> _Task to complete_: Extract every line below that contains the word "text".

++++

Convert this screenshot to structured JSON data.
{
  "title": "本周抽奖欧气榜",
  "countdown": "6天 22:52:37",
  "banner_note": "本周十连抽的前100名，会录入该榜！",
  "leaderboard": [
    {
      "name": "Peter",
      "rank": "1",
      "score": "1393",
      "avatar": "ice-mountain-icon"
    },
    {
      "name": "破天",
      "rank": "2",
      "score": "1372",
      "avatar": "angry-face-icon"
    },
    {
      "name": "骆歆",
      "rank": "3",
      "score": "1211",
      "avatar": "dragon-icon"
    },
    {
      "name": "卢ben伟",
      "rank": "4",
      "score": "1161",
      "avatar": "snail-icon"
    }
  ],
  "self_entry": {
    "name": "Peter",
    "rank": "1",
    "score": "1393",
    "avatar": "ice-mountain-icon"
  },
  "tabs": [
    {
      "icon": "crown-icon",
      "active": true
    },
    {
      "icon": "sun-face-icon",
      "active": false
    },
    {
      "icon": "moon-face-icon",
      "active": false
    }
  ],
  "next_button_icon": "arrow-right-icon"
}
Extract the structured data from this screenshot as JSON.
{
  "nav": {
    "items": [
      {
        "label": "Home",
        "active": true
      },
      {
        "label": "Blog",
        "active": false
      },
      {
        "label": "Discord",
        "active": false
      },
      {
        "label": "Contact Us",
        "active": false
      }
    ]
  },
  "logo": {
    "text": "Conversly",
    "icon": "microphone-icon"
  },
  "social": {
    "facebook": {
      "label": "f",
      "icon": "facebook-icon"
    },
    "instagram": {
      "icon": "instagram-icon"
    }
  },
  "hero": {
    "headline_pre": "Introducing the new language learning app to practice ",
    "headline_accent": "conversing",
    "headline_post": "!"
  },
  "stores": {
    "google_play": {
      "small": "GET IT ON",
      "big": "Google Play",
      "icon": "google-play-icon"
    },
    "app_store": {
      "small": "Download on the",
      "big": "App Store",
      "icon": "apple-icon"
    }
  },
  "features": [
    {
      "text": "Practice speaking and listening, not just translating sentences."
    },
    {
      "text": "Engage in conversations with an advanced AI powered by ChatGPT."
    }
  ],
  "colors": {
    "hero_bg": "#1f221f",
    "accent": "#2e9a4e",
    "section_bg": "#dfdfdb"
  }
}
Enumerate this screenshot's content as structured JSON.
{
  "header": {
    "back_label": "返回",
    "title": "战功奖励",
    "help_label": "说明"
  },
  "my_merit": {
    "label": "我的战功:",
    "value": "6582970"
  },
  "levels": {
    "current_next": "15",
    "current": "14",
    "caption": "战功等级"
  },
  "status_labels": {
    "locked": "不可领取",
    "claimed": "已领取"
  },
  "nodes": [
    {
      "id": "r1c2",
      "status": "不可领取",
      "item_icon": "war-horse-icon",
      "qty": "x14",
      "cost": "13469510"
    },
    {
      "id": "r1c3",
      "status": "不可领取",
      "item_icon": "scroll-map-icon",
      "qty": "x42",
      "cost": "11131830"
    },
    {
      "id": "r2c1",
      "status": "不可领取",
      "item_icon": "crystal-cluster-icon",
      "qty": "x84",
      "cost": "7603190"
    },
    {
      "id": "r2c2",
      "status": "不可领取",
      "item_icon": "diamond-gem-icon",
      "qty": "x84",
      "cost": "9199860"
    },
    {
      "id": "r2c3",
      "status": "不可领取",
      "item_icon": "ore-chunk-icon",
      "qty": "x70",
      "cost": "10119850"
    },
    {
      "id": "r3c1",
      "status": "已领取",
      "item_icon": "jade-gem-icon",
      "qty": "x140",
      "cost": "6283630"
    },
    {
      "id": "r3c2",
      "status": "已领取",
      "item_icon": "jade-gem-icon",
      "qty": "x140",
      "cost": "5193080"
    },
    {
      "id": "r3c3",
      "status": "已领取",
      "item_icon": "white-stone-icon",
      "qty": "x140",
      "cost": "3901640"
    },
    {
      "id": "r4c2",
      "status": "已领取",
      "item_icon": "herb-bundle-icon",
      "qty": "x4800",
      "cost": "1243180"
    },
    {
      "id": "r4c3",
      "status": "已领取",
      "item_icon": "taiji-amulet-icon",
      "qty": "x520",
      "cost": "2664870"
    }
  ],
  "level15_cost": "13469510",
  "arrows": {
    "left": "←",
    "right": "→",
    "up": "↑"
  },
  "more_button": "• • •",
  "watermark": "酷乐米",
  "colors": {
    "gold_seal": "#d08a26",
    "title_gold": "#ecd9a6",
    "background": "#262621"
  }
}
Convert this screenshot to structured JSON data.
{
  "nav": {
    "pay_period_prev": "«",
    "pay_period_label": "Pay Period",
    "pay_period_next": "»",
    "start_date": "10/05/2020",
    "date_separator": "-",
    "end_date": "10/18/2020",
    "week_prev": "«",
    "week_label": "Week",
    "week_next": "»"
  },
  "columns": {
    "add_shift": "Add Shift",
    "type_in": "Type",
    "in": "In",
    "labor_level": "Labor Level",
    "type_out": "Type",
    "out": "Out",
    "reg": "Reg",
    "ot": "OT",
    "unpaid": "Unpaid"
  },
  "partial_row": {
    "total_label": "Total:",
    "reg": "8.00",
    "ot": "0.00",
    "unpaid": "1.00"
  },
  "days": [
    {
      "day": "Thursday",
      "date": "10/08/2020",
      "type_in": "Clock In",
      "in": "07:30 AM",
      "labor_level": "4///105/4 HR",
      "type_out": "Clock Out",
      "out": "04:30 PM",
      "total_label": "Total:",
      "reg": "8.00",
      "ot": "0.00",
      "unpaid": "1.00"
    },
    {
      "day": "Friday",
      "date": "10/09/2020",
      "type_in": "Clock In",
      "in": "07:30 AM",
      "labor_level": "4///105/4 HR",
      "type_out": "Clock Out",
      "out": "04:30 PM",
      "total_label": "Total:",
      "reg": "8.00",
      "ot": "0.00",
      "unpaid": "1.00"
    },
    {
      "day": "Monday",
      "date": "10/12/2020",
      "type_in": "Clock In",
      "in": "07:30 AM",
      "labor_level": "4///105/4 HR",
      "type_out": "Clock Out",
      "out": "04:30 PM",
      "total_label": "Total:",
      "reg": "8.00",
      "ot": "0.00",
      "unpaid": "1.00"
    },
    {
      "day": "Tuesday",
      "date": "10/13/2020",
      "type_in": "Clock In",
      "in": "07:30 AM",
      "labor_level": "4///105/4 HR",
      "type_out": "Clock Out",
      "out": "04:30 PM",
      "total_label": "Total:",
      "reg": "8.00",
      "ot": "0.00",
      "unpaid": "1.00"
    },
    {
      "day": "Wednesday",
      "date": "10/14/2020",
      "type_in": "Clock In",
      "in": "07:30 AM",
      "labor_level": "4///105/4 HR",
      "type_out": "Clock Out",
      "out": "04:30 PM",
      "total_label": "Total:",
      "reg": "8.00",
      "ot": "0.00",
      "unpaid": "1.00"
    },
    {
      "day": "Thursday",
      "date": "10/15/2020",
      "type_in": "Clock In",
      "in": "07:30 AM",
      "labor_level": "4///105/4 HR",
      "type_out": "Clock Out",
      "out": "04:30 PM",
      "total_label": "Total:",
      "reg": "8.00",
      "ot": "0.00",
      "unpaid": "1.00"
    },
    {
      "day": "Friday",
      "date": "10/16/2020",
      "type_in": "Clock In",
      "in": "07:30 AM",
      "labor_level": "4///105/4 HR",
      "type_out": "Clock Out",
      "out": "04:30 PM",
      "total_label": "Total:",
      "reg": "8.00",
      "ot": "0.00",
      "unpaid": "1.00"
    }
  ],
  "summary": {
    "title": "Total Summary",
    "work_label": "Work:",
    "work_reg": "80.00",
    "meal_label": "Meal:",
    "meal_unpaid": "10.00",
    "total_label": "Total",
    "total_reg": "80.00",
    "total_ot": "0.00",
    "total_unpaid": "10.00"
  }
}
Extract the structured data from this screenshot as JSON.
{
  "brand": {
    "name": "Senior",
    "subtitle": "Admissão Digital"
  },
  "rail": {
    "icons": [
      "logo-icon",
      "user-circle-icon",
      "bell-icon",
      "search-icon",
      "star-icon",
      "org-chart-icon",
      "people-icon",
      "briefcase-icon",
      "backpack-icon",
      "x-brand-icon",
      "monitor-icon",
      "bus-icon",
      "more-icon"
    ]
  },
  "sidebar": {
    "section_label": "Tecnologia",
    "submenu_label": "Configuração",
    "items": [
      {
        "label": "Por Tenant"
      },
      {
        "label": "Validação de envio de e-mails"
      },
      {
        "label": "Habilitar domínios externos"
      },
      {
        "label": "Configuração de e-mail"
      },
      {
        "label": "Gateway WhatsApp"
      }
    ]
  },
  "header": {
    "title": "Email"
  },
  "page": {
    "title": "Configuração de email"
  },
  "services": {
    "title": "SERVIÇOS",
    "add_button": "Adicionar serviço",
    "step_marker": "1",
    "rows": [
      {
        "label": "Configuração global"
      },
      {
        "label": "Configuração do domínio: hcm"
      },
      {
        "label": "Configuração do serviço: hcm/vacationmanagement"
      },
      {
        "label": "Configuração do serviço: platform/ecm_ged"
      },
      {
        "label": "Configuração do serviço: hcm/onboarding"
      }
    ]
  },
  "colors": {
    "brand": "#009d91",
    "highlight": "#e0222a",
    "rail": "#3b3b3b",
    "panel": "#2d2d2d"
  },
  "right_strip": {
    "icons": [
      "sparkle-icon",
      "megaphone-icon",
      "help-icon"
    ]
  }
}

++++

> _Answer section_:
    "text": "Conversly",
      "text": "Practice speaking and listening, not just translating sentences."
      "text": "Engage in conversations with an advanced AI powered by ChatGPT."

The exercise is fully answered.